Holiday trading may be a nice distraction this week, but there is a bigger battle out there that is still raging. Traders are pushing the narrative of positive seasonality and poor positioning to support a rally into the end of the year, but they are facing a hawkish Fed and a dismal economic picture.
There are two market adages that are doing battle with each other. One is 'don't fight the trend,' and the other is 'don't fight the Fed.' The trend is more important in the short term, but the Fed is far more important in the long term. All year we have seen how the Fed can quickly kill a bounce. Just as market participants start to hope that the bear market is over, the Fed reminds them of all the economic problems that are still unresolved, and back down we go.
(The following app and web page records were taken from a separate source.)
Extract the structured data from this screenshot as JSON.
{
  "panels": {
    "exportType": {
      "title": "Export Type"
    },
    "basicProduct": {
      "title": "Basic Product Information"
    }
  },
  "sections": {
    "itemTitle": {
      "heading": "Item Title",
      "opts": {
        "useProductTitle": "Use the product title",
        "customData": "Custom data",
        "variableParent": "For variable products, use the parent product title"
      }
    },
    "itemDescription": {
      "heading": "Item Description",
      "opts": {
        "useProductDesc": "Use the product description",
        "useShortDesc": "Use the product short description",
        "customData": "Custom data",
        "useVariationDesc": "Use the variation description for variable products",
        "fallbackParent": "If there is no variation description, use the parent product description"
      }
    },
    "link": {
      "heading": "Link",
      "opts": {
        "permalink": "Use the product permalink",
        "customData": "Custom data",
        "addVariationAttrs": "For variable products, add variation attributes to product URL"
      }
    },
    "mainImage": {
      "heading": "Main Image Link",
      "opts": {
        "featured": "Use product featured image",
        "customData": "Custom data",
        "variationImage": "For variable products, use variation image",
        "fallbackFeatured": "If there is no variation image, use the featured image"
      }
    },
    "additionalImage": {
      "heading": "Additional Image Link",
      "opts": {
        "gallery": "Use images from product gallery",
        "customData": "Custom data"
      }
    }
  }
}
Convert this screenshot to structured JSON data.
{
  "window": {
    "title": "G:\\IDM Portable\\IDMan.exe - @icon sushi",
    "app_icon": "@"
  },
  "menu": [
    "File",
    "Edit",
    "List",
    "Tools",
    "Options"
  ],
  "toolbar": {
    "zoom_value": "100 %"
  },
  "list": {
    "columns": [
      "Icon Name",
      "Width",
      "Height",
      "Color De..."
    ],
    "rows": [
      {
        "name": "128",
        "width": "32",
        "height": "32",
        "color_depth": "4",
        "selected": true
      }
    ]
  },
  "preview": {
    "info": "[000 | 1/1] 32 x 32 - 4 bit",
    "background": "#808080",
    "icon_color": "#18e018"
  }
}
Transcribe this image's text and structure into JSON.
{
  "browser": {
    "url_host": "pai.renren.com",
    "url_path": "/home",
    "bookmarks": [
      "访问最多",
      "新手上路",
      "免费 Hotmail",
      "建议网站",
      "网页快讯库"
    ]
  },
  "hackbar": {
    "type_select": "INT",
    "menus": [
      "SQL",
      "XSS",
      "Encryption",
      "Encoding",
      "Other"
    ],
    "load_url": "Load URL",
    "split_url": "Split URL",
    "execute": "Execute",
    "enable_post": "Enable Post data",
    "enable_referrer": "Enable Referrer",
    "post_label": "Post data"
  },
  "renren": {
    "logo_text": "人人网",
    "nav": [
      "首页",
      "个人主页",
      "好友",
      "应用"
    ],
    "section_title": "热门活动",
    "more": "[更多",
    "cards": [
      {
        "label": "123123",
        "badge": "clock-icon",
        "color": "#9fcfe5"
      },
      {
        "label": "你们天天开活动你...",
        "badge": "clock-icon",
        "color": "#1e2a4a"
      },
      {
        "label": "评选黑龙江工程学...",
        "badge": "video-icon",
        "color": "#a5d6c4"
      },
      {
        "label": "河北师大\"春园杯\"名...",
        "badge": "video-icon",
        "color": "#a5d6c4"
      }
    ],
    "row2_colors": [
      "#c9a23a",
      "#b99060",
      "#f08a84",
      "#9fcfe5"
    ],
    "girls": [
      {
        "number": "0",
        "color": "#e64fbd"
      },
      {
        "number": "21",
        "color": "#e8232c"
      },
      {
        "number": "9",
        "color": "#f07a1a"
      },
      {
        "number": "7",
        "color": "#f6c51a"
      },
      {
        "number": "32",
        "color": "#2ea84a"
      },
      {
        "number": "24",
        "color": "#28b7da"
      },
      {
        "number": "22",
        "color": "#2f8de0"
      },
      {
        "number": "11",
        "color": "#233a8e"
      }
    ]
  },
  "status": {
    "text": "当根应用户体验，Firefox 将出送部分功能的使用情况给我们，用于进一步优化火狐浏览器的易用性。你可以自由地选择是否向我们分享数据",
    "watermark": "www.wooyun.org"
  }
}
Goldman Sachs is out with new comments from its strategists, saying that the bear market will continue in 2023. They believe no sustained recovery can occur until interest rates have peaked and valuations reflect a recession. We are not close to this at this point, so they see a difficult market for most of next year.
It is interesting to consider Goldman's market view, but it really isn't necessary to make predictions of that sort. Stay focused on the price action and let it indicate the market's health. At some point, a significant change in character will occur, and we will know that the bear market is ending. I have no idea when that might be, so just keep plugging along and stay vigilant.
We have a negative open due to concerns about increased Covid cases in China. The dollar is jumping, and cryptocurrencies are weak again.